Caroline has always liked long walks, and one of her favorite things to do with her dogs is walk them about 5 miles a day in and around the woods near her house.
It was on one of those walks that she first realized something was terribly wrong with her health.
While walking with a friend to train for her third Susan G. Koman 3-day Walk to raise money for breast cancer research, Caroline lost her breath trying to climb a hill she had walked up numerous times with no problem.
In the months leading up to this incident she began to experience indigestion, bloating and backaches, but she didn’t know these were common signs of ovarian cancer, and, true to her English roots, she accepted these health problems without complaint and figured they would soon resolve themselves.
But her inability to climb the hill, combined with her other symptoms, made her realize she needed to see a doctor.
Within a day she found out she had ovarian cancer.
When she heard the news that permanently changed her life, she sought solace with her dogs by taking them for a 2 hour walk at Marymoor Off-Leash Dog Park.
Dog Walks Provided Energy, Motivation to Fight Cancer
People often suffer severe depression when they first hear they have cancer, and Caroline was no exception. But fortunately, she had Skye and Kubby to help her confront it.
Of course, her family’s support has been critical to her fight against cancer, but during the day when her husband was at work and her kids were at school, the 2 daily walks with her dogs were the only activities that could pull her out of her doldrums and get her out of the house.
Caroline now believes that before her diagnosis, she took her daily walks with her dogs for granted. She said those walks stopped her “mental and physical nosedive” and helped get her out of the “dark cell” that imprisoned her when she was told she had cancer. Getting outside with the dogs also gave her strength to fight her disease.
Her dogs, she said, became her “lifeline.” But getting her out of the house for daily walks isn’t all they did for her.
Dogs Provided Emotional Support
Just before her diagnosis she began training Skye to be a therapy dog so she could take him to hospitals and hospices comfort adults and children.
After her diagnosis, Skye become HER therapy dog, and her calming presence helped Caroline navigate the ups and downs battling cancer.
And true to their roles of Captains of her army of supporters, Skye and Kubby are the first to recognize when she’s having a particularly bad day, so they are usually the first to provide the love, strength, and energy she needs to get through her rough patches and take on her fight against cancer with renewed vigor and enthusiasm.
Raising Money for Cancer Research
This Sunday, Sky and Kubby will join Caroline at the Swedish Medical Center Foundation’s SummeRun & Walk for Ovarian Cancer, which is the annual fundraiser for the Marsha Rivkin Center for Ovarian Cancer Research.
Caroline, her dogs, her family, and several other members of her “army” will participate in the 5K walk around Capitol Hill as Teal Team. There will also be a 5K run.
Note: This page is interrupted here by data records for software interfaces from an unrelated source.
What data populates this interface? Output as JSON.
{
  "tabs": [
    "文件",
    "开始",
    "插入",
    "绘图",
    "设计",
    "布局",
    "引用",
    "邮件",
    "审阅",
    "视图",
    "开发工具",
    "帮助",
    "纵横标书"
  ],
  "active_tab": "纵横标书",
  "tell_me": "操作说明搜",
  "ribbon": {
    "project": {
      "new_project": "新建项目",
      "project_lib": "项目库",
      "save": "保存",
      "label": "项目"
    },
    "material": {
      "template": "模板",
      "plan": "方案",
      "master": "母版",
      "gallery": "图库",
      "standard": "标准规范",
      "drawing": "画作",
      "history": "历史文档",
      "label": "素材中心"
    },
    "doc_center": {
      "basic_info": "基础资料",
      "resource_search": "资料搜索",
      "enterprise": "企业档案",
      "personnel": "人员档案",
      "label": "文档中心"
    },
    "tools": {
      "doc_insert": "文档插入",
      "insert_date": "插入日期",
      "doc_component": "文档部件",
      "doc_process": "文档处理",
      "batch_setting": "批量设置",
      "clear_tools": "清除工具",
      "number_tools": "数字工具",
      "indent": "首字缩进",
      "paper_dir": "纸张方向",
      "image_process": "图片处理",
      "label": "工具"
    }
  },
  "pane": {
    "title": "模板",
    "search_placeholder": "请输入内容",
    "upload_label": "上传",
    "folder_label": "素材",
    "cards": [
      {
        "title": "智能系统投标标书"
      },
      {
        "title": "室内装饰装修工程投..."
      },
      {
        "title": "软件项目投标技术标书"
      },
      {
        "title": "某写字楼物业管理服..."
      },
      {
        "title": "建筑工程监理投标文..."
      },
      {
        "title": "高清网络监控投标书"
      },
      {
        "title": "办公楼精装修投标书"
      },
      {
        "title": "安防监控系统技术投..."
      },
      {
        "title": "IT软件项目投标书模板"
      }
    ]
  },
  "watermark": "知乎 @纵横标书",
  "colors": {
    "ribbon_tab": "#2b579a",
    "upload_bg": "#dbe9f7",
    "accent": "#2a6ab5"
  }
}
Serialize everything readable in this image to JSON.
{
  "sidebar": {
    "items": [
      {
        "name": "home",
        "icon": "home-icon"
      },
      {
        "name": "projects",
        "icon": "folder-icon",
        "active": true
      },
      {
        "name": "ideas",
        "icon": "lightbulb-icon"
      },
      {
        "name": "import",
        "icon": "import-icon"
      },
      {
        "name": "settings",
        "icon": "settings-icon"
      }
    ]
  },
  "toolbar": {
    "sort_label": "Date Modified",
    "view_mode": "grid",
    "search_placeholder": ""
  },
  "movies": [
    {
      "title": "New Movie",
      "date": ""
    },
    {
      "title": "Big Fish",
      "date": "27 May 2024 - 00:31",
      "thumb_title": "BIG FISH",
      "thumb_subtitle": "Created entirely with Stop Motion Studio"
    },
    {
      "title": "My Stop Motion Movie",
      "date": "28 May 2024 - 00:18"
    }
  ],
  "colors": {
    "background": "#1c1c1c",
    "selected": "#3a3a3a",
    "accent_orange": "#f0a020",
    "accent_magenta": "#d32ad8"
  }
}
Even though the event is Sunday you still have time to walk with Teal Team. Just show up at the corner of Marion Ave. and Minor St. on Capitol Hill at 6:30 AM to register. You can pay the $35 registration fee with a check, cash, or credit card.
You can also make a donation to Teal Team by going to their web page and clicking on the Donate to Support Us link.
Although Caroline’s cancer has been in remission twice, it recurred last November. She’s currently participating in a trial for an experimental drug, and she’s optimistic that she will ultimately beat the demon that invaded her life 3 years ago.
She is also passionate about educating women to be vigilant about recognizing for the symptoms of ovarian cancer
since early detection significantly increases the chance of surviving it.
I plan to write more about Caroline and her dogs before a fundraising event this September her daughter Bella is organizing.
I hope that you will either walk with or make a contribution to Teal Team.
Don’t worry about finding them after you register – just look for a determined woman with a British accent dressed in teal from head to toe.